An affordable home
The house on Charlotte Street in Davenport was in bad shape. The bank had taken it back from a previous owner. It needed pretty much everything – plumbing, electrical, HVAC, a roof, and all sorts of drywall, painting, flooring, and appliances.
Along came One Eighty – an organization that knows a few things about rehabbing buildings and lives. Their dream? To renovate, each year, a handful of the dozens and dozens of abandoned and neglected houses in Davenport, and then give families with low income the opportunity to own a home.
The bank gave One Eighty the house for free. One Eighty’s work crews – the organization runs businesses to assist its program participants in returning to productive lives – worked on the house. One Eighty invested about $35,000 on materials and professionals to make the transformation complete.
“We want to take every abandoned house we can get our hands on and renovate them,” said Rusty Boruff, One Eighty’s leader. “Don’t believe people when they tell you it can’t be done. This is the new way to fight poverty, homelessness, and our affordable housing crisis. This house will be used to bless a family going through a difficult time. It’s a pretty simple concept.”
The house on Charlotte Street was the first One Eighty completed. A family of three, a couple and their son, recently moved in. Soon, in partnership with St. Paul, One Eighty will find another house to do the same. Who will live there? A family whose children attend Madison Elementary School, which St. Paul also partners with, will be chosen to start on the path to homeownership.
An incredible need
Last year, the All St. Paul Reads selection was Evicted: Poverty and Profit in the American City by Matthew Desmond. It prompted a discussion: What can St. Paul do to eliminate the housing barriers people in poverty face, while also stabilizing neighborhoods through homeownership?
Over the past several months, the St. Paul Mission Board engaged in detailed conversations regarding local options for affordable housing. They brainstormed and investigated a number of ways St. Paul might make a meaningful and substantial impact for some low income individuals in search of stable housing.
“We recognize there is an incredible need for local, stable, and safe housing, particularly in the neighborhood that serves as the residential base for Madison Elementary School, our partner school,” the Mission Board said in its report to the Congregational Council. “We believe there is substantial merit in identifying and assisting working families whohave so much in place to succeed in life, but who cannot land or afford safe and dependable housing. We’ve wondered together how we might help foster safe and affordable housing that would, in turn, allow other basic necessities for human flourishing to fall into place for at least a few families.”

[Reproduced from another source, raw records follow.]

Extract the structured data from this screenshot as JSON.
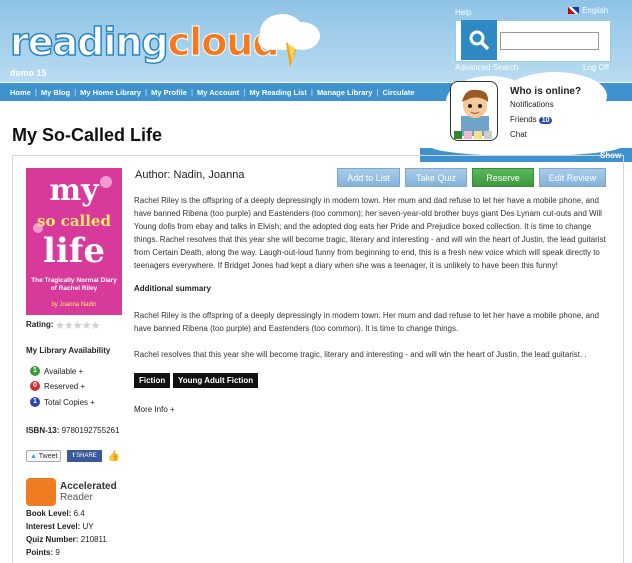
{
  "header": {
    "logo_part1": "reading",
    "logo_part2": "cloud",
    "site_sub": "demo 15",
    "help": "Help",
    "language": "English",
    "advanced_search": "Advanced Search",
    "log_off": "Log Off",
    "search_icon": "search-icon"
  },
  "nav": {
    "items": [
      "Home",
      "My Blog",
      "My Home Library",
      "My Profile",
      "My Account",
      "My Reading List",
      "Manage Library",
      "Circulate"
    ]
  },
  "online": {
    "title": "Who is online?",
    "notifications": "Notifications",
    "friends": "Friends",
    "friends_count": "10",
    "chat": "Chat",
    "show": "Show"
  },
  "book": {
    "title": "My So-Called Life",
    "author_label": "Author:",
    "author": "Nadin, Joanna",
    "cover_title": "my so called life",
    "cover_subtitle": "The Tragically Normal Diary of Rachel Riley",
    "cover_author": "by Joanna Nadin",
    "description": "Rachel Riley is the offspring of a deeply depressingly in modern town. Her mum and dad refuse to let her have a mobile phone, and have banned Ribena (too purple) and Eastenders (too common); her seven-year-old brother buys giant Des Lynam cut-outs and Will Young dolls from ebay and talks in Elvish; and the adopted dog eats her Pride and Prejudice boxed collection. It is time to change things. Rachel resolves that this year she will become tragic, literary and interesting - and will win the heart of Justin, the lead guitarist from Certain Death, along the way. Laugh-out-loud funny from beginning to end, this is a fresh new voice which will speak directly to teenagers everywhere. If Bridget Jones had kept a diary when she was a teenager, it is unlikely to have been this funny!",
    "additional_heading": "Additional summary",
    "additional_1": "Rachel Riley is the offspring of a deeply depressingly in modern town. Her mum and dad refuse to let her have a mobile phone, and have banned Ribena (too purple) and Eastenders (too common). It is time to change things.",
    "additional_2": "Rachel resolves that this year she will become tragic, literary and interesting - and will win the heart of Justin, the lead guitarist. .",
    "tags": [
      "Fiction",
      "Young Adult Fiction"
    ],
    "more_info": "More Info +"
  },
  "actions": {
    "add_to_list": "Add to List",
    "take_quiz": "Take Quiz",
    "reserve": "Reserve",
    "edit_review": "Edit Review"
  },
  "sidebar": {
    "rating_label": "Rating:",
    "rating_value": 0,
    "rating_max": 5,
    "availability_title": "My Library Availability",
    "available_count": "1",
    "available_label": "Available +",
    "reserved_count": "0",
    "reserved_label": "Reserved +",
    "total_count": "1",
    "total_label": "Total Copies +",
    "isbn_label": "ISBN-13:",
    "isbn": "9780192755261",
    "tweet": "Tweet",
    "share": "SHARE",
    "ar_name_1": "Accelerated",
    "ar_name_2": "Reader",
    "book_level_label": "Book Level:",
    "book_level": "6.4",
    "interest_level_label": "Interest Level:",
    "interest_level": "UY",
    "quiz_number_label": "Quiz Number:",
    "quiz_number": "210811",
    "points_label": "Points:",
    "points": "9"
  },
  "colors": {
    "header_sky": "#8ec3e6",
    "nav": "#3e93cf",
    "reserve_green": "#4aaa4c",
    "action_blue": "#86b3da",
    "cover_pink": "#d83a9c"
  }
}
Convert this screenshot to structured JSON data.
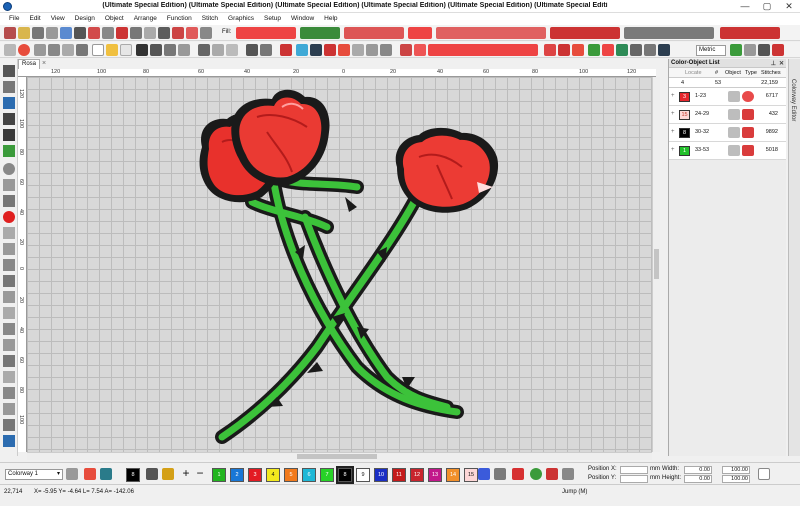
{
  "window": {
    "title": "(Ultimate Special Edition) (Ultimate Special Edition) (Ultimate Special Edition) (Ultimate Special Edition) (Ultimate Special Edition) (Ultimate Special Editi",
    "minimize": "—",
    "maximize": "▢",
    "close": "✕"
  },
  "menu": [
    "File",
    "Edit",
    "View",
    "Design",
    "Object",
    "Arrange",
    "Function",
    "Stitch",
    "Graphics",
    "Setup",
    "Window",
    "Help"
  ],
  "toolbar": {
    "fill_label": "Fill:",
    "units": "Metric"
  },
  "document": {
    "tab_name": "Rosa",
    "tab_close": "×"
  },
  "rulers": {
    "h": [
      "120",
      "100",
      "80",
      "60",
      "40",
      "20",
      "0",
      "20",
      "40",
      "60",
      "80",
      "100",
      "120"
    ],
    "v": [
      "120",
      "100",
      "80",
      "60",
      "40",
      "20",
      "0",
      "20",
      "40",
      "60",
      "80",
      "100",
      "120"
    ]
  },
  "panel": {
    "title": "Color-Object List",
    "headers": {
      "locate": "Locate",
      "num": "#",
      "obj": "Object",
      "type": "Type",
      "stitches": "Stitches"
    },
    "total": {
      "count": "4",
      "objects": "53",
      "stitches": "22,159"
    },
    "rows": [
      {
        "chip": "3",
        "range": "1-23",
        "stitches": "6717",
        "chip_color": "#e5262d",
        "chip_text_color": "#ffffff"
      },
      {
        "chip": "15",
        "range": "24-29",
        "stitches": "432",
        "chip_color": "#fdd7d7",
        "chip_text_color": "#c0392b"
      },
      {
        "chip": "8",
        "range": "30-32",
        "stitches": "9892",
        "chip_color": "#000000",
        "chip_text_color": "#ffffff"
      },
      {
        "chip": "1",
        "range": "33-53",
        "stitches": "5018",
        "chip_color": "#22c02a",
        "chip_text_color": "#ffffff"
      }
    ]
  },
  "side_tab": "Colorway Editor",
  "colorway": {
    "name": "Colorway 1",
    "current_chip": "8",
    "chips": [
      {
        "label": "1",
        "color": "#22b51f"
      },
      {
        "label": "2",
        "color": "#1877d6"
      },
      {
        "label": "3",
        "color": "#e31b23"
      },
      {
        "label": "4",
        "color": "#f2e91e"
      },
      {
        "label": "5",
        "color": "#f17a1c"
      },
      {
        "label": "6",
        "color": "#1fb8d6"
      },
      {
        "label": "7",
        "color": "#27d327"
      },
      {
        "label": "8",
        "color": "#000000"
      },
      {
        "label": "9",
        "color": "#ffffff"
      },
      {
        "label": "10",
        "color": "#1a2ec4"
      },
      {
        "label": "11",
        "color": "#c41b1b"
      },
      {
        "label": "12",
        "color": "#c8242d"
      },
      {
        "label": "13",
        "color": "#c2188b"
      },
      {
        "label": "14",
        "color": "#f2902b"
      },
      {
        "label": "15",
        "color": "#fdd7d7"
      }
    ]
  },
  "position": {
    "x_label": "Position X:",
    "y_label": "Position Y:",
    "width_label": "Width:",
    "height_label": "Height:",
    "x_unit": "mm",
    "y_unit": "mm",
    "w_val": "0.00",
    "h_val": "0.00",
    "w_pct": "100.00",
    "h_pct": "100.00"
  },
  "status": {
    "stitch_count": "22,714",
    "coords": "X= -5.95 Y= -4.64 L= 7.54 A= -142.06",
    "mode": "Jump (M)"
  }
}
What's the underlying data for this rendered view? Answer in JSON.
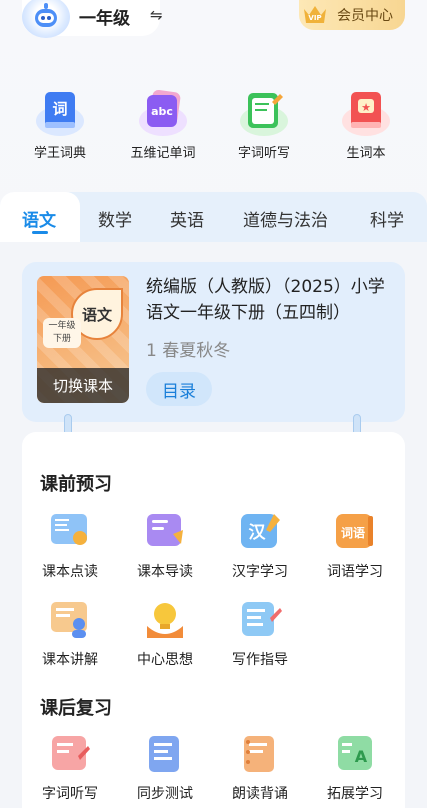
{
  "header": {
    "grade": "一年级",
    "vip_label": "会员中心",
    "vip_badge": "VIP"
  },
  "tools": [
    {
      "label": "学王词典",
      "icon": "dictionary-icon",
      "glyph": "词"
    },
    {
      "label": "五维记单词",
      "icon": "word-card-icon",
      "glyph": "abc"
    },
    {
      "label": "字词听写",
      "icon": "dictation-icon",
      "glyph": ""
    },
    {
      "label": "生词本",
      "icon": "vocab-book-icon",
      "glyph": "★"
    }
  ],
  "tabs": [
    "语文",
    "数学",
    "英语",
    "道德与法治",
    "科学"
  ],
  "book": {
    "title": "统编版（人教版）（2025）小学语文一年级下册（五四制）",
    "terms": "1 春夏秋冬",
    "cover_subject": "语文",
    "cover_grade_line1": "一年级",
    "cover_grade_line2": "下册",
    "switch_label": "切换课本",
    "toc_label": "目录"
  },
  "pre_study": {
    "title": "课前预习",
    "items": [
      {
        "label": "课本点读",
        "icon": "textbook-read-icon"
      },
      {
        "label": "课本导读",
        "icon": "guide-read-icon"
      },
      {
        "label": "汉字学习",
        "icon": "character-learn-icon",
        "glyph": "汉"
      },
      {
        "label": "词语学习",
        "icon": "word-learn-icon",
        "glyph": "词语"
      },
      {
        "label": "课本讲解",
        "icon": "lecture-icon"
      },
      {
        "label": "中心思想",
        "icon": "bulb-icon"
      },
      {
        "label": "写作指导",
        "icon": "writing-guide-icon"
      }
    ]
  },
  "post_review": {
    "title": "课后复习",
    "items": [
      {
        "label": "字词听写",
        "icon": "dictation-review-icon"
      },
      {
        "label": "同步测试",
        "icon": "test-icon"
      },
      {
        "label": "朗读背诵",
        "icon": "recite-icon"
      },
      {
        "label": "拓展学习",
        "icon": "extend-learn-icon",
        "glyph": "A"
      }
    ]
  },
  "colors": {
    "accent": "#1a8be8",
    "vip_gold": "#f7d692"
  }
}
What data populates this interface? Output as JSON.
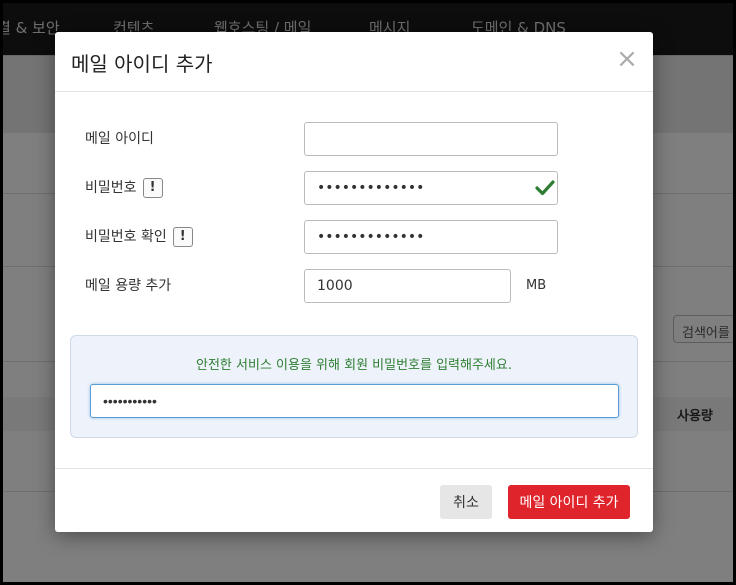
{
  "background": {
    "nav_items": [
      "결 & 보안",
      "컨텐츠",
      "웹호스팅 / 메일",
      "메시지",
      "도메인 & DNS"
    ],
    "search_button": "검색어를",
    "table_header_usage": "사용량"
  },
  "modal": {
    "title": "메일 아이디 추가",
    "close": "×",
    "fields": {
      "mail_id": {
        "label": "메일 아이디",
        "value": ""
      },
      "password": {
        "label": "비밀번호",
        "badge": "!",
        "value": "•••••••••••••"
      },
      "password_confirm": {
        "label": "비밀번호 확인",
        "badge": "!",
        "value": "•••••••••••••"
      },
      "quota": {
        "label": "메일 용량 추가",
        "value": "1000",
        "unit": "MB"
      }
    },
    "confirm": {
      "message": "안전한 서비스 이용을 위해 회원 비밀번호를 입력해주세요.",
      "value": "•••••••••••"
    },
    "buttons": {
      "cancel": "취소",
      "submit": "메일 아이디 추가"
    }
  },
  "colors": {
    "accent": "#e0242b",
    "success": "#2e7d32"
  }
}
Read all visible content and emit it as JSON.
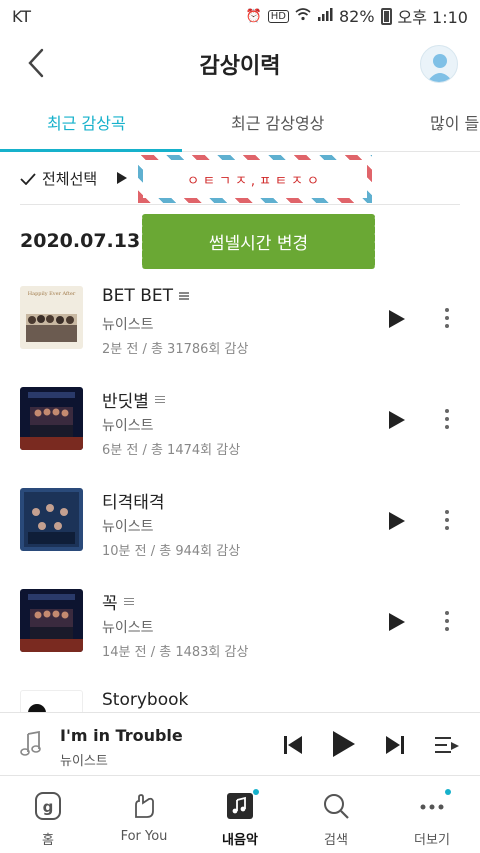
{
  "status_bar": {
    "carrier": "KT",
    "battery": "82%",
    "time": "오후 1:10",
    "hd_label": "HD"
  },
  "header": {
    "title": "감상이력",
    "back_icon": "chevron-left-icon",
    "profile_icon": "user-avatar-icon"
  },
  "tabs": [
    {
      "label": "최근 감상곡",
      "active": true
    },
    {
      "label": "최근 감상영상",
      "active": false
    },
    {
      "label": "많이 들",
      "active": false
    }
  ],
  "toolbar": {
    "select_all_label": "전체선택",
    "play_icon": "play-icon"
  },
  "stamp_text": "ㅇㅌㄱㅈ,ㅍㅌㅈㅇ",
  "date": "2020.07.13",
  "thumbnail_button_label": "썸넬시간 변경",
  "songs": [
    {
      "title": "BET BET",
      "artist": "뉴이스트",
      "meta": "2분 전 / 총 31786회 감상",
      "has_lyrics": true
    },
    {
      "title": "반딧별",
      "artist": "뉴이스트",
      "meta": "6분 전 / 총 1474회 감상",
      "has_lyrics": true
    },
    {
      "title": "티격태격",
      "artist": "뉴이스트",
      "meta": "10분 전 / 총 944회 감상",
      "has_lyrics": false
    },
    {
      "title": "꼭",
      "artist": "뉴이스트",
      "meta": "14분 전 / 총 1483회 감상",
      "has_lyrics": true
    },
    {
      "title": "Storybook",
      "artist": "",
      "meta": "",
      "has_lyrics": false
    }
  ],
  "cover_art_text": "Happily Ever After",
  "now_playing": {
    "title": "I'm in Trouble",
    "artist": "뉴이스트"
  },
  "bottom_nav": [
    {
      "label": "홈",
      "icon": "home-g-icon",
      "active": false
    },
    {
      "label": "For You",
      "icon": "hand-heart-icon",
      "active": false
    },
    {
      "label": "내음악",
      "icon": "my-music-icon",
      "active": true
    },
    {
      "label": "검색",
      "icon": "search-icon",
      "active": false
    },
    {
      "label": "더보기",
      "icon": "more-dots-icon",
      "active": false
    }
  ],
  "colors": {
    "accent": "#16b1cb",
    "button_green": "#6aa834",
    "stamp_red": "#d02828"
  }
}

As part of this agreement, St. Paul will make an upfront monetary gift of $43,000 to One Eighty for the express purpose of One Eighty acquiring and rehabbing a home in need of repairs in the Madison Elementary School boundary. One Eighty will own the home. The family selected for the program will make a reasonable payment each month to One Eighty, based on their income. In this rent-to-own model, One Eighty will eventually turn over ownership of the home once program expectations are met.
All the while, a team of people from St. Paul will help refurbish the home, and then support the family as they move from instability to stability. The hope is that this pilot project is the beginning of an extended partnership.
Choosing the family
Christina Taylor, who is Madison Elementary’s social worker, will guide the process of selecting a family. She also was involved in the selection of the family now calling Charlotte Street home. Oftentimes, even with working two or more jobs, it is hard for families to afford a home.
“It was one of the most fulfilling projects I’ve been involved with,” she said. “The family was so deserving. They work so hard. It felt so, so good. The key thing is finding the right family.”
The pride of ownership, and accountability for what happens in their neighborhood, is an important part of the initiative, Christina said.
“It offers stability for children – moving from house to house and school to school isn’t good for them academically,” she said. “And it builds strong relationships.”
The family selected for Charlotte Street lived in a run-down studio apartment, the mom said. She grew up in Davenport, and never imagined she could own a home here. When she walked through the door of her new home a month ago, the people of One Eighty had fully furnished it – including a Christmas tree.
“I’m so very blessed,” she said.
On that day, staff from Madison Elementary School came to celebrate. Rusty noticed when one of the teachers, as she was leaving, said to the family’s child: “I’ll see you tomorrow, buddy.”
“This is 100 percent built on relationships,” Rusty said. “The only way this concept works is when families are surrounded by people who care about them.”